Page and application data records:
○ ○ ○
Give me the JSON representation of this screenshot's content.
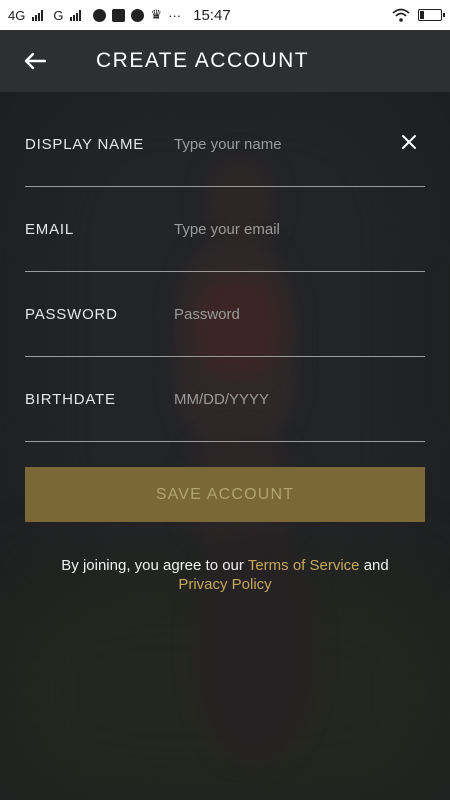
{
  "status_bar": {
    "network1": "4G",
    "network2": "G",
    "time": "15:47",
    "more": "···"
  },
  "header": {
    "title": "CREATE ACCOUNT"
  },
  "form": {
    "display_name": {
      "label": "DISPLAY NAME",
      "placeholder": "Type your name"
    },
    "email": {
      "label": "EMAIL",
      "placeholder": "Type your email"
    },
    "password": {
      "label": "PASSWORD",
      "placeholder": "Password"
    },
    "birthdate": {
      "label": "BIRTHDATE",
      "placeholder": "MM/DD/YYYY"
    }
  },
  "save_button": {
    "label": "SAVE ACCOUNT"
  },
  "legal": {
    "prefix": "By joining, you agree to our",
    "terms": "Terms of Service",
    "and": "and",
    "privacy": "Privacy Policy"
  },
  "colors": {
    "accent": "#c6a85a",
    "button": "#7a6838",
    "appbar": "#2e2f30"
  },
  "icons": [
    "back-arrow-icon",
    "clear-icon",
    "wifi-icon",
    "battery-icon"
  ]
}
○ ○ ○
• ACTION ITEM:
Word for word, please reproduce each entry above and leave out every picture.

• TASK RESULT:
Give me the JSON representation of this screenshot's content.
{
  "status_bar": {
    "network1": "4G",
    "network2": "G",
    "time": "15:47",
    "more": "···"
  },
  "header": {
    "title": "CREATE ACCOUNT"
  },
  "form": {
    "display_name": {
      "label": "DISPLAY NAME",
      "placeholder": "Type your name"
    },
    "email": {
      "label": "EMAIL",
      "placeholder": "Type your email"
    },
    "password": {
      "label": "PASSWORD",
      "placeholder": "Password"
    },
    "birthdate": {
      "label": "BIRTHDATE",
      "placeholder": "MM/DD/YYYY"
    }
  },
  "save_button": {
    "label": "SAVE ACCOUNT"
  },
  "legal": {
    "prefix": "By joining, you agree to our",
    "terms": "Terms of Service",
    "and": "and",
    "privacy": "Privacy Policy"
  },
  "colors": {
    "accent": "#c6a85a",
    "button": "#7a6838",
    "appbar": "#2e2f30"
  },
  "icons": [
    "back-arrow-icon",
    "clear-icon",
    "wifi-icon",
    "battery-icon"
  ]
}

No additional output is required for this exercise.